* 2 pounds parsnips, peeled
* 1 teaspoon salt
* 1/2 cup chopped onion
* 1/4 cup all-purpose flour
* 1 egg, lightly beaten
* 1 tablespoon minced chives (or garlic scapes)

1. Place parsnips in a large saucepan and cover with water; add salt. Bring to a boil over medium-high heat. Reduce heat; cover and cook for 15-20 minutes or until tender. Drain and place parsnips in a large bowl; mash. Stir in the onion, flour, egg and chives.
2. Drop batter by 1/4 cupfuls onto a well-greased hot griddle. Flatten with a spatula. Fry until golden brown; turn and cook until second side is lightly browned. Drain on paper towels.
These are great topped with a little sour cream. You can try adding a herb (like parsley, cilantro, dill) instead of or in addition to the chives or a little curry powder for a different zip...

And a greens recipe for you; this one is popular with kids!

Cheesy Spinch
From Asparagus to Zucchini:
A Guide to Farm-Fresh, Seasonal Produce

Mix: 3 eggs, 1 1/2 t lemon juice, 1 C brown rice, cooked, 1 1/2 t dried parsley (I used chopped fresh cilantro instead), 2 T grated parmesan cheese (optional), salt & pepper to taste.

Mix Seperately: 1 large bunch of spinach (or other cooking greens), chopped and steamed, 1 C cottage cheese, 1 C grated cheddar cheese, 4 eggs, Salt & pepper to taste, a pinch of cayenne pepper.

Spread the ingredients
from the first mixture in the bottom of a greased casserole.

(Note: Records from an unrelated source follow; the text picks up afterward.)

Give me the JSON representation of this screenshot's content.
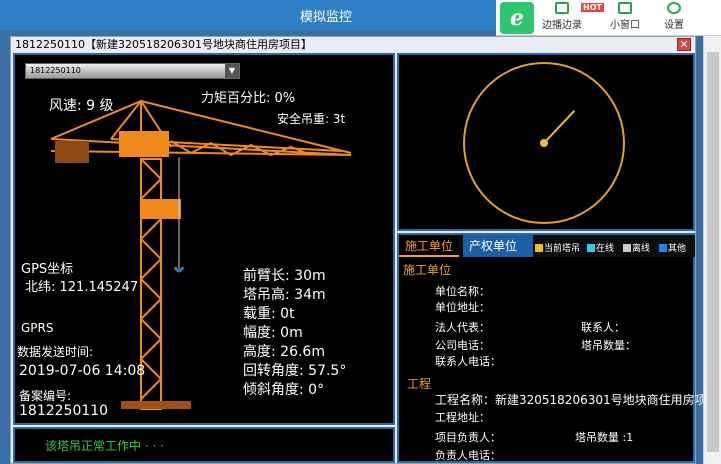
{
  "window": {
    "title": "模拟监控"
  },
  "toolbar": {
    "side_record": "边播边录",
    "hot": "HOT",
    "mini_window": "小窗口",
    "settings": "设置"
  },
  "panel": {
    "title": "1812250110【新建320518206301号地块商住用房项目】",
    "close": "✕"
  },
  "left": {
    "device_select": "1812250110",
    "wind": "风速: 9 级",
    "torque": "力矩百分比: 0%",
    "safe_load": "安全吊重: 3t",
    "gps_label": "GPS坐标",
    "latitude": "北纬: 121.145247",
    "gprs": "GPRS",
    "send_time_label": "数据发送时间:",
    "send_time": "2019-07-06 14:08",
    "record_label": "备案编号:",
    "record_no": "1812250110",
    "jib": "前臂长: 30m",
    "height_tower": "塔吊高: 34m",
    "load": "载重: 0t",
    "radius": "幅度: 0m",
    "height": "高度: 26.6m",
    "rotation": "回转角度: 57.5°",
    "tilt": "倾斜角度: 0°",
    "status": "该塔吊正常工作中 · · ·"
  },
  "dial": {
    "rotation_deg": 57.5
  },
  "right": {
    "tabs": [
      "施工单位",
      "产权单位"
    ],
    "legend": [
      {
        "label": "当前塔吊",
        "color": "#f0c020"
      },
      {
        "label": "在线",
        "color": "#20d0f0"
      },
      {
        "label": "离线",
        "color": "#c8c8c8"
      },
      {
        "label": "其他",
        "color": "#2080f0"
      }
    ],
    "construction_title": "施工单位",
    "unit_name": "单位名称：",
    "unit_addr": "单位地址：",
    "legal_rep": "法人代表：",
    "contact": "联系人：",
    "company_phone": "公司电话：",
    "crane_count": "塔吊数量：",
    "contact_phone": "联系人电话：",
    "project_title": "工程",
    "project_name": "工程名称：新建320518206301号地块商住用房项",
    "project_addr": "工程地址：",
    "project_leader": "项目负责人：",
    "crane_count2": "塔吊数量 :1",
    "leader_phone": "负责人电话："
  }
}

Spread the spinach mixture over the rice. Bake at 350 degrees, until firm, 45-60 minutes. Makes 10-12 servings. (This recipe would make 10-12 servings if you were just feeding toddlers; Jeff, Ruth, and I ate the whole dish in one meal.)

Your Farmers,
Jeff & Amy

Friday, June 12, 2009


Welcome to the beginning of our farm blog! When we started our CSA, we created a CSA newsletter to keep members involved with farm happenings. We loved sharing our farm and family stories, news, photos, and recipes in this newsletter. However, the format was limiting, not everyone could open it on their email, and sometimes the emailed newsletter would bounce back. This blog is a space you can visit anytime, from any computer with an internet connection, and we can share it with family and friends as well! We will post farm photos and happenings here at least weekly, but not necessarily on CSA pick-up day. Often all hands are needed in the field Tuesday mornings to ensure you receive an ample supply of fresh vegetables in your share, leaving little time for sitting at the computer. This season promises to be an exciting one, with our new baby due in mid-September, our new house construction just beginning, crops thriving in the field, and livestock heartily grazing the lush early summer pastures. This year, we decided to take better advantage of the pastures by lambing on pasture, instead of lambing early spring in the barn. Yesterday, after a long wait, we finally had our first lamb! She is loving frolicking in the grass; it is so nice to see a lamb begin its life out in the field, instead of in a pen in the barn. Her momma ewe is doing a great job looking after her; they are never far apart.